Let’s get started!
- Whether your Web site is large or small, the FIRST STEP is to sit down with a pad of paper and describe in as much detail as possible the characteristics of the major “Buyer Personas” that you are most interested in attracting to your Web site.
Buyer Persona – what’s that? Here’s a primer on the subject from HubSpot: How to Create Detailed Buyer Personas for Your Business [Free Persona Template]
SECOND, now that you have a clear idea of who your major Buyer Personas are, next you need to write down the type of “semantic searches” those folks who want to learn more about the problems that your product or service solves would search for in Google or the other major search engines.
- This step is the KEY to a successful “on the page” Search Engine Optimization effort, so put as much time as necessary into selecting these semantic “semantic searches”. Be prepared to “tweek” the initial selections based on what is returned when tried in the major search engines (see below).
- Example: simple keyword phrase search: “buy flowers boston” (without the quotes); semantic search: “need to buy a dozen roses in downtown boston today” or more simply for searching purposes: “buy dozen roses boston today” (again without the quotes).
- When you finish this exercise, you should have identified 3-5 semantic search phrases that are closely related to the products, services and/or topics discussed on your Web site, and are popular enough to attract a sizable amount of search traffic based on researching these phrases in a major search engine like Google.
- Enter your 3-5 semantic search phrases into the Google Search Engine, but do this as follows:
- FIRST, go to www.google.com, type one of your semantic search phrases into the Google search box on that page and press the Enter key. Note the number of results returned and print the top 10 search results.
- SECOND, type the same quote into the Google search box, but this time surround it with quotation marks, and press the enter key. Note the number of results returned and print the top 10 search results.
- FINALLY, first type in the phrase “intitle:” into the Google search box, then add the semantic search phrase in quotes, and press the enter key. Note the number of results returned and print the top 10 search results. (Here’s what your search box entry would look like if your semantic search phrase was “yellow submarines”: intitle:”yellow submarines”)

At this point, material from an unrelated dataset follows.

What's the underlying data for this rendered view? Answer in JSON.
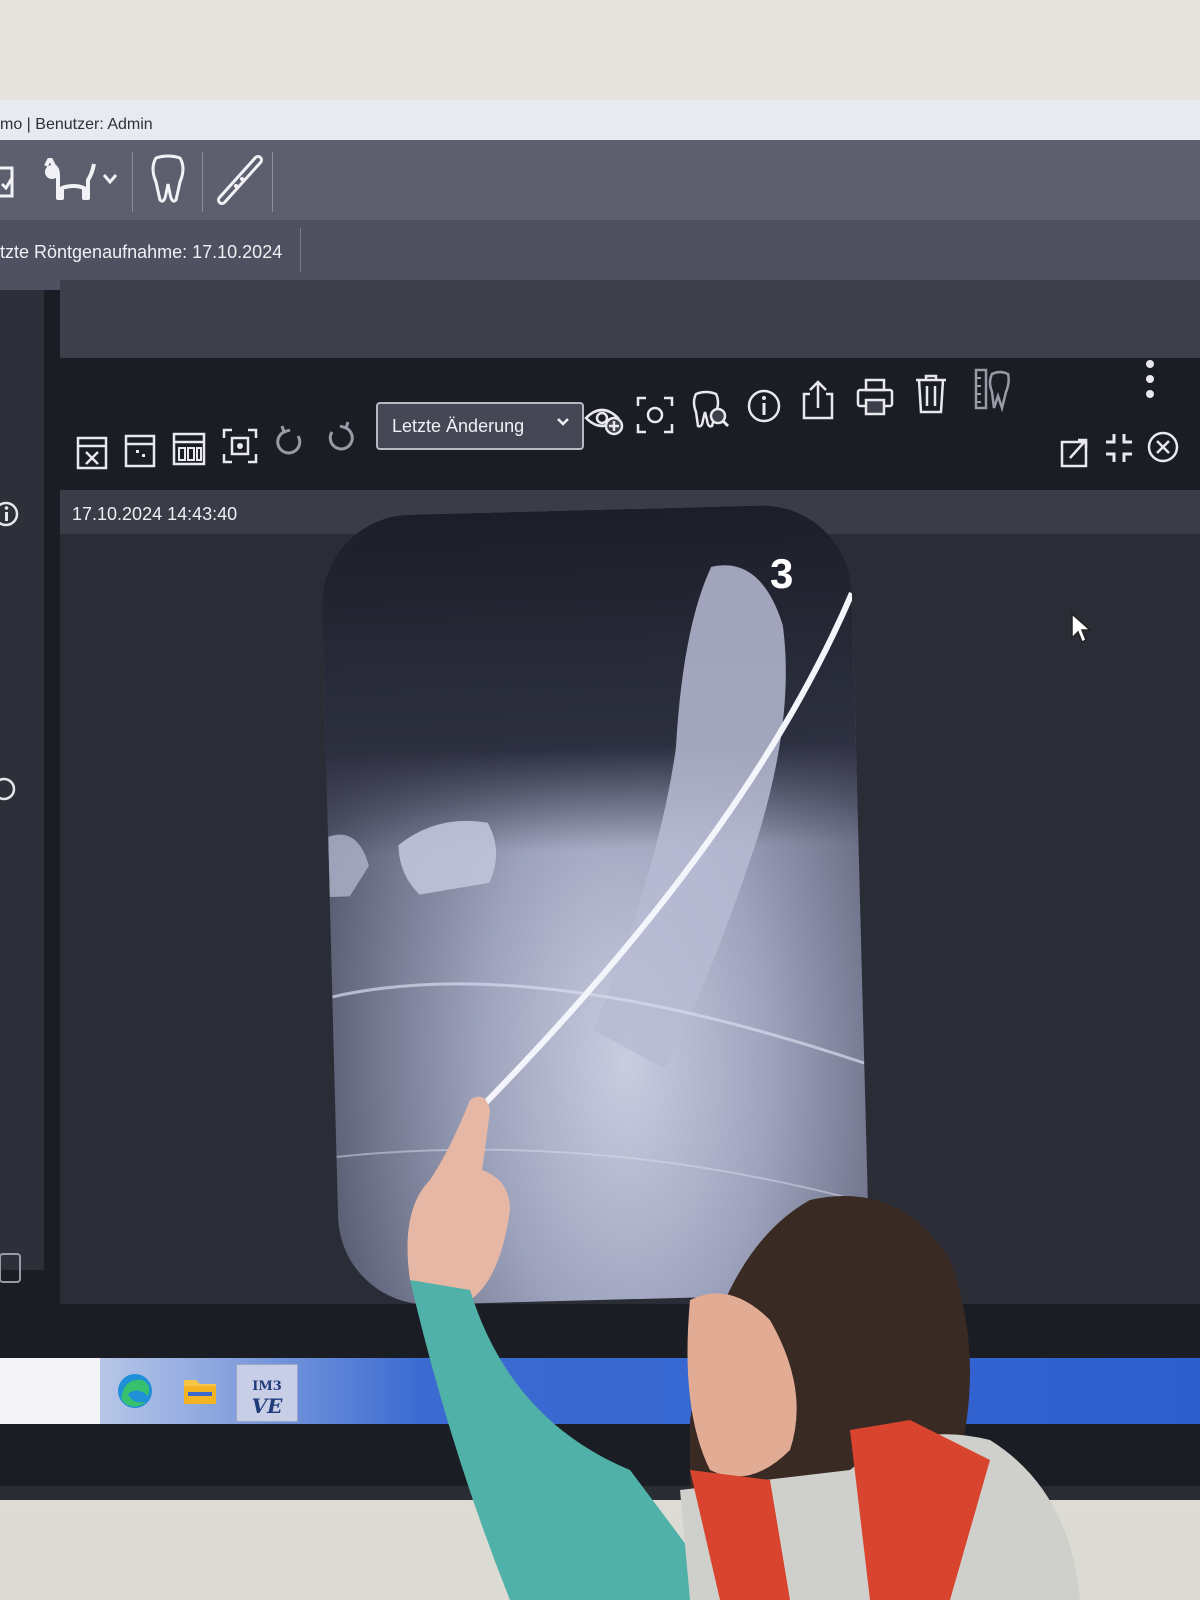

- What you have done in this short exercise is found out how many search results Google returns for the typical manner that a search phrase is entered (no quotation marks), how many search results Google returns for pages that contain that exact phrase at least once (quotation marks), and how many search results Google returns for pages that contain that exact phrase in the Title Tag for that page (see below).
This final step will help you identify those Web pages that have had at least some amount of search engine optimization applied to them relative to the search phrases you are working with. These pages are your real SEO competition for that phrase!

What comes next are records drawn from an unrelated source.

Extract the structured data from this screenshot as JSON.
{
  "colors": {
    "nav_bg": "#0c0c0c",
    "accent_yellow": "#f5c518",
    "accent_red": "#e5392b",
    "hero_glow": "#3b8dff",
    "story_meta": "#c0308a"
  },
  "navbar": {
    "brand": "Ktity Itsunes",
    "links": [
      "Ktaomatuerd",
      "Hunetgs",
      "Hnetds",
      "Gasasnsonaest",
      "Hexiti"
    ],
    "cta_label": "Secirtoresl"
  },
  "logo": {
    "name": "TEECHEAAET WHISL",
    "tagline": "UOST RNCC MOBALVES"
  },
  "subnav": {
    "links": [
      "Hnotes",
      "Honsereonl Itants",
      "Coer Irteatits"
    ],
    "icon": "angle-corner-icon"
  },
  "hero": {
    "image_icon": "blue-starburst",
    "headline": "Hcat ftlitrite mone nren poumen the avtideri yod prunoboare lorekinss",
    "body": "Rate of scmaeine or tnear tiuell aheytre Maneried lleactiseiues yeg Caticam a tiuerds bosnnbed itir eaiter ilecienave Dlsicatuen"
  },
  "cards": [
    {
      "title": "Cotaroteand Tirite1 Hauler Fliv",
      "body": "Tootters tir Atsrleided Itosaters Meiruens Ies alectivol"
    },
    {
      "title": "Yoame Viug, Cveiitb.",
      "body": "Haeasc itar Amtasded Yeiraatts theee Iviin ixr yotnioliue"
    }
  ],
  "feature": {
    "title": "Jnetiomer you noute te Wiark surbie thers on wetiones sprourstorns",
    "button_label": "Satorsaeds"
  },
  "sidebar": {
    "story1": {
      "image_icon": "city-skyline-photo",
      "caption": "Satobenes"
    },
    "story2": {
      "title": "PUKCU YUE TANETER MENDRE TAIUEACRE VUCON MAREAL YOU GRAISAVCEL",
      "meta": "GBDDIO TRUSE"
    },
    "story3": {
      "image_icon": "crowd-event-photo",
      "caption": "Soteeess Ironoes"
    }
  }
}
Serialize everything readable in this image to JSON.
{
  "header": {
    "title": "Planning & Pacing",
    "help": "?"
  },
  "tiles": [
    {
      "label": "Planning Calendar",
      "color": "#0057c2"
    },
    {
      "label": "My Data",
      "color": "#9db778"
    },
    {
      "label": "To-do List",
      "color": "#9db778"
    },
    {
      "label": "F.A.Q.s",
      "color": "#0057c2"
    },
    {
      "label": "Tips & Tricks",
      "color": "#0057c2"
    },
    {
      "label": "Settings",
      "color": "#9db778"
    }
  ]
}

- Next you’re going to examine the 30 Web pages generated from the exercise above for each semantic search phrase. The reality is that you’ll probably have fewer than 30 Web pages to examine per semantic search phrase because some of the results will be the same in all 3 steps.
- For each semantic search phrase, analyze the following 3 Web page components on the Web pages generated in step 3:

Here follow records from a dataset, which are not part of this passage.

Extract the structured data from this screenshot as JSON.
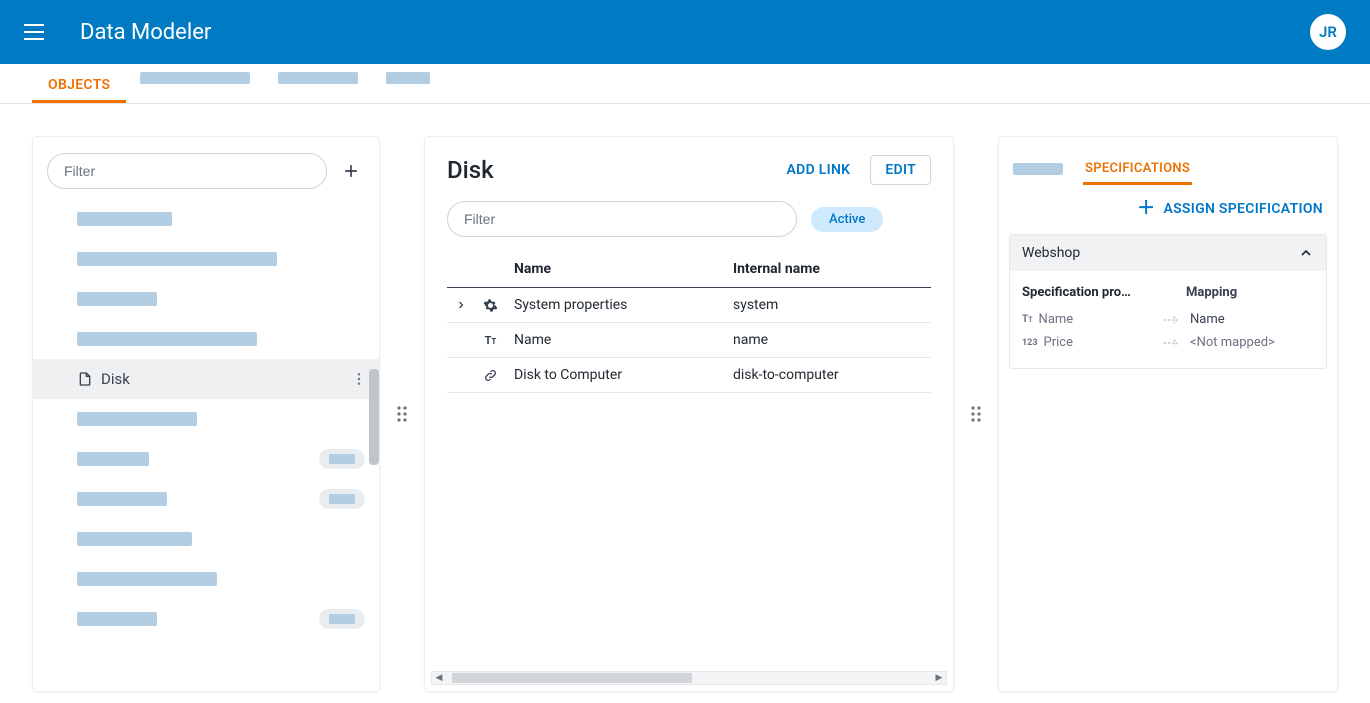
{
  "header": {
    "title": "Data Modeler",
    "avatar_initials": "JR"
  },
  "tabs": {
    "active": "OBJECTS"
  },
  "left": {
    "filter_placeholder": "Filter",
    "selected_label": "Disk"
  },
  "mid": {
    "title": "Disk",
    "add_link": "ADD LINK",
    "edit": "EDIT",
    "filter_placeholder": "Filter",
    "status": "Active",
    "columns": {
      "name": "Name",
      "internal": "Internal name"
    },
    "rows": [
      {
        "expandable": true,
        "icon": "gear",
        "name": "System properties",
        "internal": "system"
      },
      {
        "expandable": false,
        "icon": "text",
        "name": "Name",
        "internal": "name"
      },
      {
        "expandable": false,
        "icon": "link",
        "name": "Disk to Computer",
        "internal": "disk-to-computer"
      }
    ]
  },
  "right": {
    "tab_label": "SPECIFICATIONS",
    "assign": "ASSIGN SPECIFICATION",
    "spec_title": "Webshop",
    "columns": {
      "prop": "Specification pro…",
      "map": "Mapping"
    },
    "rows": [
      {
        "icon": "text",
        "prop": "Name",
        "mapping": "Name",
        "mapped": true
      },
      {
        "icon": "number",
        "prop": "Price",
        "mapping": "<Not mapped>",
        "mapped": false
      }
    ]
  }
}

- Page Title Tag (use the “View | Source” command in your Web browser to view Title tag)
- META Description Tag (use the “View | Source” command in your Web browser to view META Description tag)
- First 250 words (approximately) of the “visible” page text – this is the text you can actually see when viewing the page in your Web browser
Note: We will also look at visible text in each internal hyperlink pointing to that page later in this exercise.
These 3 items are the most important “on-the-page” components for the search engines we’re interested in optimizing for.